Why the Union’s Ernst Tanner left one of European soccer’s most intriguing jobs to come to Philadelphia
Ernst Tanner has been at the Union's helm for just under seven months now. He has installed a new tactical system, brought in a superstar in Marco Fabián, and learned a lot.
As you’ve watched Ernst Tanner put his stamp on the Union, you might have wondered along the way: Why exactly did he give up one of European soccer’s most interesting jobs to come to Philadelphia?
Tanner joined the Union last summer from Austrian club Red Bull Salzburg, a key piece of a global soccer conglomerate run by the Red Bull energy drinks brand. Players he brought there won a UEFA Youth League title in 2017, and reached the Europa League final a year later. And at Red Bull’s flagship club, RB Leipzig of Germany’s Bundesliga, Tanner’s former protégé Julian Nagelsmann will become head coach next season.
Why leave all of that for America?
“I needed to have a new challenge," Tanner told the Inquirer. “In Europe, I know everything. Where should I go in Europe?
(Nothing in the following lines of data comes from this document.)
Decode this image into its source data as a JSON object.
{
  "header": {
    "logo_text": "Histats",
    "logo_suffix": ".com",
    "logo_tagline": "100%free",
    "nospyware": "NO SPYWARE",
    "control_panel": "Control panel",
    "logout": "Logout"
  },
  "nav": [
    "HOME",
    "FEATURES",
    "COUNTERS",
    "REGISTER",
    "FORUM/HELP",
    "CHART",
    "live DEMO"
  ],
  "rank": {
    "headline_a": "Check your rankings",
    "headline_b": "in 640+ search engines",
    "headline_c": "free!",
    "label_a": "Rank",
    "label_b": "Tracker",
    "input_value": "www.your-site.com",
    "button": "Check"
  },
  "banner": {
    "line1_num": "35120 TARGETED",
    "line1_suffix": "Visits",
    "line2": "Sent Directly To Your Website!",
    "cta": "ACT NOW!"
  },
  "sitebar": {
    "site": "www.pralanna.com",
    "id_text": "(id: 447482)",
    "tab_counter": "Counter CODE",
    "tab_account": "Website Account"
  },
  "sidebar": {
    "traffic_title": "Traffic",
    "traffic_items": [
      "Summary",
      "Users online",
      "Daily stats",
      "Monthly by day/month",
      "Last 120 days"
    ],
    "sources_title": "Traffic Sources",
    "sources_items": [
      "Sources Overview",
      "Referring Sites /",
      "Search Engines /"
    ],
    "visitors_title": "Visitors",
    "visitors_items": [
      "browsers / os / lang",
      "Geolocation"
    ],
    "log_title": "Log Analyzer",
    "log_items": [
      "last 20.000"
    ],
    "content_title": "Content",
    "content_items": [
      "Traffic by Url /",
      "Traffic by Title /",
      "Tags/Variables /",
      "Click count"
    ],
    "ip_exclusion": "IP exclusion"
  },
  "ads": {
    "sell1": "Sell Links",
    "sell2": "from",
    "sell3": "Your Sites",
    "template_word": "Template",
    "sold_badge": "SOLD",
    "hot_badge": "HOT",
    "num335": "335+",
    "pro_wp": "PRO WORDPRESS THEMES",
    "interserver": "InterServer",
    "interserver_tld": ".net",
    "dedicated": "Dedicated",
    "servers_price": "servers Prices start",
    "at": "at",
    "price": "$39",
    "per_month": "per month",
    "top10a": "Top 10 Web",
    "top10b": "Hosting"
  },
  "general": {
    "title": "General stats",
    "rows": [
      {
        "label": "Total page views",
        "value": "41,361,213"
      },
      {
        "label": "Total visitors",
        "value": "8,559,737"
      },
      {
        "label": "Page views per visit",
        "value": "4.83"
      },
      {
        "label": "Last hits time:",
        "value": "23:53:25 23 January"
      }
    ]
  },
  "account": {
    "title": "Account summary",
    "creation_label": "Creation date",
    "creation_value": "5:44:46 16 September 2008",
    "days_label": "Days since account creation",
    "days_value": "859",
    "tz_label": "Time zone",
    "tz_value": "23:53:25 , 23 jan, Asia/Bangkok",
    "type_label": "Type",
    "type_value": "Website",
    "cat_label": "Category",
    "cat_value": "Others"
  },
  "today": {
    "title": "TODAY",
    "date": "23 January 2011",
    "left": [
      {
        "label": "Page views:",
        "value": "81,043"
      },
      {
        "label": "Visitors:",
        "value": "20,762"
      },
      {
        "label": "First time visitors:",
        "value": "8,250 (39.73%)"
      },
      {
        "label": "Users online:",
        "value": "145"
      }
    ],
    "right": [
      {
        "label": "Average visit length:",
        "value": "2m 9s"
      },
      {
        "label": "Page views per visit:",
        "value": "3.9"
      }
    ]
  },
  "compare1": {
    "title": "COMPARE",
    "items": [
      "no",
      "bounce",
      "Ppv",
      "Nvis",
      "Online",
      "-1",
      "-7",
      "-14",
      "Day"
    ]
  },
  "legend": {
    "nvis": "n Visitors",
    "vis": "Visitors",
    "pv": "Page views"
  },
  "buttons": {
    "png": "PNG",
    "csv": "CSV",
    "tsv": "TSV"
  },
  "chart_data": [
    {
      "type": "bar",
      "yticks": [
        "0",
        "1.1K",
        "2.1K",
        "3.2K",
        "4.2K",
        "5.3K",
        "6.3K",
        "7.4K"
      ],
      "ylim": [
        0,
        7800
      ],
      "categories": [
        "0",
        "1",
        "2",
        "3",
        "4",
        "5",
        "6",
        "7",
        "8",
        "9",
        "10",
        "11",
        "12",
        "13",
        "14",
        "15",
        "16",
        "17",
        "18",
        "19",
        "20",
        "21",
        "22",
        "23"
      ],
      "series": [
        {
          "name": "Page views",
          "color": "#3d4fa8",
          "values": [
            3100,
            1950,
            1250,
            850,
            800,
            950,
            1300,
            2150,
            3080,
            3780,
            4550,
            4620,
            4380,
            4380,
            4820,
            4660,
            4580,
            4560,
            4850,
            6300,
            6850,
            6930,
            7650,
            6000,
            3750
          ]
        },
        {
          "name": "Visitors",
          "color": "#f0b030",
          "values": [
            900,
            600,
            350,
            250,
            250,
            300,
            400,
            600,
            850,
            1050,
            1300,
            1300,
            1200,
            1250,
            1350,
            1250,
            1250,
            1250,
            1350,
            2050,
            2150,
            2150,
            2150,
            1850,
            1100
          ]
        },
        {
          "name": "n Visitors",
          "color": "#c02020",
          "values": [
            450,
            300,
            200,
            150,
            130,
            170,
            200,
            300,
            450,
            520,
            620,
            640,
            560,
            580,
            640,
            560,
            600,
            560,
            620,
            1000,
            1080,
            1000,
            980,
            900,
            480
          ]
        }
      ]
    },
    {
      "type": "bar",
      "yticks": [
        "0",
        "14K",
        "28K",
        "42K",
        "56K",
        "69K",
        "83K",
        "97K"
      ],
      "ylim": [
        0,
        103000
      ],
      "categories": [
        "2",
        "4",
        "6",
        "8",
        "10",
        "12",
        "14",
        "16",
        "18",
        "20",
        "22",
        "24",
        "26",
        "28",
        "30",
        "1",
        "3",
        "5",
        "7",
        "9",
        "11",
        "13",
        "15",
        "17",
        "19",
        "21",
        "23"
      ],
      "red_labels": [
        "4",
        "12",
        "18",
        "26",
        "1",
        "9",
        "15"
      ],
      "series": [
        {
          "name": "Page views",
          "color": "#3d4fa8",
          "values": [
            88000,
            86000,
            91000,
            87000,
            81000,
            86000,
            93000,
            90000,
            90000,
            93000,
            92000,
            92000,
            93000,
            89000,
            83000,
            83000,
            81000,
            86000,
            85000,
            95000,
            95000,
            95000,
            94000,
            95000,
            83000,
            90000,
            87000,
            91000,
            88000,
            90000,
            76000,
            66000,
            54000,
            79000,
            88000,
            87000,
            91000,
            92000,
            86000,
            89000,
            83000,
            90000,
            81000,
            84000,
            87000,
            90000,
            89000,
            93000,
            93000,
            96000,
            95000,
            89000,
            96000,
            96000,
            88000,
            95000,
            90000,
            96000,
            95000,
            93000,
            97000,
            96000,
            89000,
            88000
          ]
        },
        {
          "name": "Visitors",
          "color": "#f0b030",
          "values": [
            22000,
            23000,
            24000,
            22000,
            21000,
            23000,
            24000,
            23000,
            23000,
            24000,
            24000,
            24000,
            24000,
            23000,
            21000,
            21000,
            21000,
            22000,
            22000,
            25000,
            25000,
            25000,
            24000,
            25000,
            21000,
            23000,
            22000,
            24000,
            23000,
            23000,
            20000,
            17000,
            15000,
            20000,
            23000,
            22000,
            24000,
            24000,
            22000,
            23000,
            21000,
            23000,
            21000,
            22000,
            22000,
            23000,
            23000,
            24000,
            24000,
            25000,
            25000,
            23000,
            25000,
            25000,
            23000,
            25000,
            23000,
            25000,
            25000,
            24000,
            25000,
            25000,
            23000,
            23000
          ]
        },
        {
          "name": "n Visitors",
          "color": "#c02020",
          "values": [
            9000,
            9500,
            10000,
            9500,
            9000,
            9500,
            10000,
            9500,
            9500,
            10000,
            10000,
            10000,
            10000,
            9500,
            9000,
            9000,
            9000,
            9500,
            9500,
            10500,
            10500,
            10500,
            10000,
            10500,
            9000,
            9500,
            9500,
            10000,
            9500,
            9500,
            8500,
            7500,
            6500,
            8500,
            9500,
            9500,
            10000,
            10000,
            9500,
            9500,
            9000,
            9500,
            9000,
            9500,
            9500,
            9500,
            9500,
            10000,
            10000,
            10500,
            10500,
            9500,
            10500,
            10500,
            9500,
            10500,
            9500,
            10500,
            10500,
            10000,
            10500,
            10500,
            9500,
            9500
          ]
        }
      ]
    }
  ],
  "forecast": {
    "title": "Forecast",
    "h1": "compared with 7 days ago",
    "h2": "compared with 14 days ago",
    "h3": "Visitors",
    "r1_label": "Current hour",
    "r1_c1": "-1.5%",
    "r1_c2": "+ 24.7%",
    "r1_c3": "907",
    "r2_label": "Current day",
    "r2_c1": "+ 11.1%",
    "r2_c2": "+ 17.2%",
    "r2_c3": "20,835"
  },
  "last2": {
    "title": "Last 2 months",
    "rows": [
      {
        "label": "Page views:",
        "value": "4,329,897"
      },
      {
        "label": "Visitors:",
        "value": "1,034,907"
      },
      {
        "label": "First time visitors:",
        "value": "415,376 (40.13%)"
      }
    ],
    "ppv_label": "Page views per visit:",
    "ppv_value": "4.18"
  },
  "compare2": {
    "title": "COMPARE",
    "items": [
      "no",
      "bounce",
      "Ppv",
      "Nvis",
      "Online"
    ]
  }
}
I had offers from Germany, but I don’t want to go somewhere I’ve been for such a long time. Another Austrian club? Not interesting."
He had an offer from a Chinese team, too, and turned that down.
“I would have earned a bunch of money there, but then you are in, like, a golden cage," he said.
The Union intrigued Tanner not just because he wanted a new challenge. He had been here a few times before, both as a tourist and for work. Union minority owner Richie Graham had visited Tanner at his former club, Germany’s TSG Hoffenheim, while building out the Union’s academy. And MLS’ growth was drawing increasing attention in Europe.
“MLS is an emerging league, and I wanted to learn that system here,” Tanner said. “I think there is a challenge, but there is also a big chance.”
Tanner has been at the helm for a little less than seven months now. He has installed a new tactical system, signed a superstar in Marco Fabián, and helped bring a raft of academy products to the pros. And he has learned a lot.
“You cannot change everything in a short period of time here — the players are under contract with the league, you’ve got the salary cap, there is a foreign [player] limitation,” Tanner said. “If you look at what we have now and what we had before, I would not say we are way better, but we have improved.”
In addition to improving the Union, Tanner has made a mark with his candor. Few general managers in any sport are as honest as he has been about his team and MLS as a whole.
“Why should I lie to somebody? That’s not my nature,” he said. “I’ve experienced so many situations. If you don’t tell people the truth, it comes back all the way. If I don’t want to tell you anything, I won’t do it, but I don’t lie.”